Review of Old Man Dogs
Written by Kiersten Conner-Sax | Posted by: Anonymous
The plaintive sense of longing is the best quality of Millios first feature. A young husband and wife, Lyle and Sunnie Theodorou, hike up New Hampshires Mount Penobscot; as they near the top, a tiny avalanche drops Sunnie to her death. Her body is never found, however, and a year later, Lyle picks up a ringing payphone at a convenience store and hears Sunnies voice on the other end. He climbs back up the mountain to Lodge 16, where he finds a vision of Sunnie living with "Old Man Dogs," a recluse who lost his own wife and daughter on the mountain 60 years before.
While a few of the supporting actors turn in adroit performances, (particularly Frank Mitchell as the hilarious tour guide at the bottom of the mountain and the quiet, mystical performance of Don LaBranche as "Dogs"), the leads (Bill McNally and Julia Radochia) seem uncomfortable in their roles, rushing through most of their dialogue.
Much of that dialogue, furthermore, doesnt quite fit with the films magical realism. The first words Sunnie speaks to Lyle a year after her death, for example, are "Dont forget the trail mix, Lyle." Much better were the scenes in which Sunnie and Lyle explore Dogs cabin, and the vision of Lyle determinedly hiking his way back up to find Sunnie.

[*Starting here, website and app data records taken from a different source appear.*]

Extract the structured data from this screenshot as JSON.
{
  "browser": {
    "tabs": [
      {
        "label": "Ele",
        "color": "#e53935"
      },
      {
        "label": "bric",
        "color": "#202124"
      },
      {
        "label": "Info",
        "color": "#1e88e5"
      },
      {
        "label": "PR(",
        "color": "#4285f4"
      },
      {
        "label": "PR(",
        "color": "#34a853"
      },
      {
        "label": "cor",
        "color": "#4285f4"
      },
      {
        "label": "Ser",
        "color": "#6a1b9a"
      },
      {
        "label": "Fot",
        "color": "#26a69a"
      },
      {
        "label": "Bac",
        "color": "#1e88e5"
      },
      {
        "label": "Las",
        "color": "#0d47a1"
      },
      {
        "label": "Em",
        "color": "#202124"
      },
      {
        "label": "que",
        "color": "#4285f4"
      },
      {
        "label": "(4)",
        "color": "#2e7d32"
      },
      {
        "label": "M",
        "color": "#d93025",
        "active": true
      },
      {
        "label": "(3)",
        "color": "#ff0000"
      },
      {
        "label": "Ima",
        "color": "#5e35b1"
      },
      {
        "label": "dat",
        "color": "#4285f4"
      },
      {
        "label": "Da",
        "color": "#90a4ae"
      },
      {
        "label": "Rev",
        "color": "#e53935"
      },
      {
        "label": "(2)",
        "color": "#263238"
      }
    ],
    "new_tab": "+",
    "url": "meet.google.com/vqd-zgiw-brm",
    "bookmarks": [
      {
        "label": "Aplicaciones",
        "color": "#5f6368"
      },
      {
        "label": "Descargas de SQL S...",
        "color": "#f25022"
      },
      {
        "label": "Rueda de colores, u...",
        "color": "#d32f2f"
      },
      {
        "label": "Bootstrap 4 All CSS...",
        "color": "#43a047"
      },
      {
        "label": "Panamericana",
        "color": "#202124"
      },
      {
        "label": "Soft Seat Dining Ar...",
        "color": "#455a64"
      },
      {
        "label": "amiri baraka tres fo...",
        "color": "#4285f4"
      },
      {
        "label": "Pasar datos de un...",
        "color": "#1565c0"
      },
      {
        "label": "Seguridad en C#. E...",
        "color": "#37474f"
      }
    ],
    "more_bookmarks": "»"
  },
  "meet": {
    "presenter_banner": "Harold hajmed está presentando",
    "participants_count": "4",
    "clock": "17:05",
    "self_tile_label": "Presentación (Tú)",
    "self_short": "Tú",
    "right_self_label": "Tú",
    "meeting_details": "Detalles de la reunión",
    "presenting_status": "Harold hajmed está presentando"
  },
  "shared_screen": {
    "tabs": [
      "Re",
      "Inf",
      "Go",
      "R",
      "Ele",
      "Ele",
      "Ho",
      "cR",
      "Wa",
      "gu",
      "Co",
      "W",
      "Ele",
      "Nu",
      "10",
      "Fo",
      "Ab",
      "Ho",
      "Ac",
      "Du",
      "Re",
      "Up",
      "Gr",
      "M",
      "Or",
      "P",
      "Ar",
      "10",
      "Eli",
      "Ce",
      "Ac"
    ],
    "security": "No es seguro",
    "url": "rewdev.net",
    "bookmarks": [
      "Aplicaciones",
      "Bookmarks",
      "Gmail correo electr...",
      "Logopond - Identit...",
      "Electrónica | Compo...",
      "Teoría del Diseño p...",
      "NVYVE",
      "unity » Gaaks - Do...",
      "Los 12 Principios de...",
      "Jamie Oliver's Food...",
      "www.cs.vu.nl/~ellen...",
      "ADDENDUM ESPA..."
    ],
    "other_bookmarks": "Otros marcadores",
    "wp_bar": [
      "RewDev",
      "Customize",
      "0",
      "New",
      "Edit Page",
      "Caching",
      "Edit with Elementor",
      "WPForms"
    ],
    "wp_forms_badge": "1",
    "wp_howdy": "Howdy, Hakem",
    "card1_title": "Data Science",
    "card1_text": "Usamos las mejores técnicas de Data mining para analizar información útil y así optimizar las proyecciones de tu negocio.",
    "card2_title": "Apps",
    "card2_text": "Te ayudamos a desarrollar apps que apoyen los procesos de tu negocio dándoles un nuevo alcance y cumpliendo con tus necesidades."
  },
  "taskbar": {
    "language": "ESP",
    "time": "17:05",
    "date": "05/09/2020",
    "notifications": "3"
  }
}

Despite a few other production flaws–the costumes were distracting and the sound levels sometimes inaudibly low–this film is a beautifully shot independent feature, and an impressive accomplishment as Millios debut (he wrote, directed, produced, and edited the film). His next feature should certainly be interesting to see.